Former Deputy Prime Minister Lord Michael Heseltine spoke to Sky News following the election, calling on Remainers to “face up” to the fact they had lost.

The Tory peer came under fire earlier in the campaign for his shocking plea to voters to back the Liberal Democrats in order to stop Boris Johnson’s Brexit.

However, with a “thumping” Conservative majority win, Lord Heseltine was forced to admit the public didn’t “listen to him”.

He told Sky: “You have to be modest about the role you play in life.

“They didn’t listen because they wanted to get out of the austerity and they saw Brexit as a route to do that.

“I think it’s much more complicated than that.

“We’ve lost, we have to face up to that, we’re going to leave Europe.”

10.29am update: How some EU leaders are ‘hoping Boris Johnson is not true to his word’ about Brexit

The Prime Minister, who has just won a landslide general election, has promised the country to “get Brexit done” by January 31.

By this he means pass his Withdrawal Agreement through the House of Commons – but if and when it is passed, a transition period will start, during which he must negotiate the future trading relationship between the UK and the EU.

This is likely to present numerous obstacles and plenty of uncertainty about the UK’s future.

His current timetable for this would have negotiations concluded and the UK to be completely severed from the EU by December 2020.

However, 11 months is considered a very short time for such a complex negotiations and some EU leaders hoping he will be willing to bend on this commitment.

Anand Menon, the director of The UK in a Changing Europe, told Express.co.uk: “I think some EU states are probably hoping that Boris Johnson isn’t true to his word and actually extends the transition as well because that suits them.
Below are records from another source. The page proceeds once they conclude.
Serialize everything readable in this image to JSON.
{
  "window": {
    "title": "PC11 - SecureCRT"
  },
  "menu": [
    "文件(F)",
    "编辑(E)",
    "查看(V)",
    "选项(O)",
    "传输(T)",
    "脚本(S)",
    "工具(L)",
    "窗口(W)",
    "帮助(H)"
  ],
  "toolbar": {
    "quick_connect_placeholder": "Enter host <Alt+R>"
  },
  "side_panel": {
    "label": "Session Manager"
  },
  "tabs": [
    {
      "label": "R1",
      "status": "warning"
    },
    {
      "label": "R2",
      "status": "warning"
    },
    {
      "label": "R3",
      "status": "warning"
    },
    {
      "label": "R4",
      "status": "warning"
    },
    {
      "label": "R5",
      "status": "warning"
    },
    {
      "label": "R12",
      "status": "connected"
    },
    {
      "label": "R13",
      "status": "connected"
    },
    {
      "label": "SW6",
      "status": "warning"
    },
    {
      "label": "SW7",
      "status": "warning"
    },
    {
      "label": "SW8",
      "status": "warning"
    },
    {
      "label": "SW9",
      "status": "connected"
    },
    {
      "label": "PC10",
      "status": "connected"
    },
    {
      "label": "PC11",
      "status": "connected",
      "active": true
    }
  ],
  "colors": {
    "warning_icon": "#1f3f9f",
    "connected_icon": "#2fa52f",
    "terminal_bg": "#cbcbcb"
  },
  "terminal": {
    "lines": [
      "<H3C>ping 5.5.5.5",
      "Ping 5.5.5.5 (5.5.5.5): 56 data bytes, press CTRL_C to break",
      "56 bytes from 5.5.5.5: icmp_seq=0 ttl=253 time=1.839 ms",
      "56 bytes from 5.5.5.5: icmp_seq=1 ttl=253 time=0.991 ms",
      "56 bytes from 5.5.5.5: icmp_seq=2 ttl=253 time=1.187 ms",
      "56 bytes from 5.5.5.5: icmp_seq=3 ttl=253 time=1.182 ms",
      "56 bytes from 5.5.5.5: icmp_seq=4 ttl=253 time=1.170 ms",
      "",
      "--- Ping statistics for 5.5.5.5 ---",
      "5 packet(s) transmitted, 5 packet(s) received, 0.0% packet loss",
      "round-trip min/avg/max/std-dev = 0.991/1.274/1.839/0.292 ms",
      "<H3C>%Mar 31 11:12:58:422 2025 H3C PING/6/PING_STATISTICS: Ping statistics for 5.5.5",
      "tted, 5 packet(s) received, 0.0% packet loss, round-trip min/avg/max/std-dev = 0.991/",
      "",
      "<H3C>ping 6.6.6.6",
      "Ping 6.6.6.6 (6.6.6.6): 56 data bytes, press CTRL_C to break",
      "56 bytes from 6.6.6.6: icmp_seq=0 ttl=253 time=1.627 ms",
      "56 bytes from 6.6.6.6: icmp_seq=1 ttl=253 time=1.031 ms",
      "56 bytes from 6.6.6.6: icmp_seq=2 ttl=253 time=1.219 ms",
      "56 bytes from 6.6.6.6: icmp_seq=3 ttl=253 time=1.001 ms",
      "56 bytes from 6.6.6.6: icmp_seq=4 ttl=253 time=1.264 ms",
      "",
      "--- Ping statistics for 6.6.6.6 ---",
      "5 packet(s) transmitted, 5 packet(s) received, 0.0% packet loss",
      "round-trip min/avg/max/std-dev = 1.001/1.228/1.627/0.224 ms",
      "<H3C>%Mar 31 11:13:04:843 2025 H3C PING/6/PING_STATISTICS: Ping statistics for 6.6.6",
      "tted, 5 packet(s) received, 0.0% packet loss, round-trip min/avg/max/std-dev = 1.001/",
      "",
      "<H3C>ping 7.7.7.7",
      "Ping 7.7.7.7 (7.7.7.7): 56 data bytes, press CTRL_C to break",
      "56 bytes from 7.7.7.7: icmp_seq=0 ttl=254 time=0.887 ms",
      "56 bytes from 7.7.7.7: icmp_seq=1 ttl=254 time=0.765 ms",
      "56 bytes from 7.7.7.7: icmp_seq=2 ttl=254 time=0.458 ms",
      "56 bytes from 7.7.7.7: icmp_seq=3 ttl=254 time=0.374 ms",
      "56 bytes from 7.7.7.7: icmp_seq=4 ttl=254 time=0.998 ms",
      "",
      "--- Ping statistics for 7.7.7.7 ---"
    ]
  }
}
“This is partly because they’re still getting money and partly because they get longer without any disruption to trade.”

Leave A Response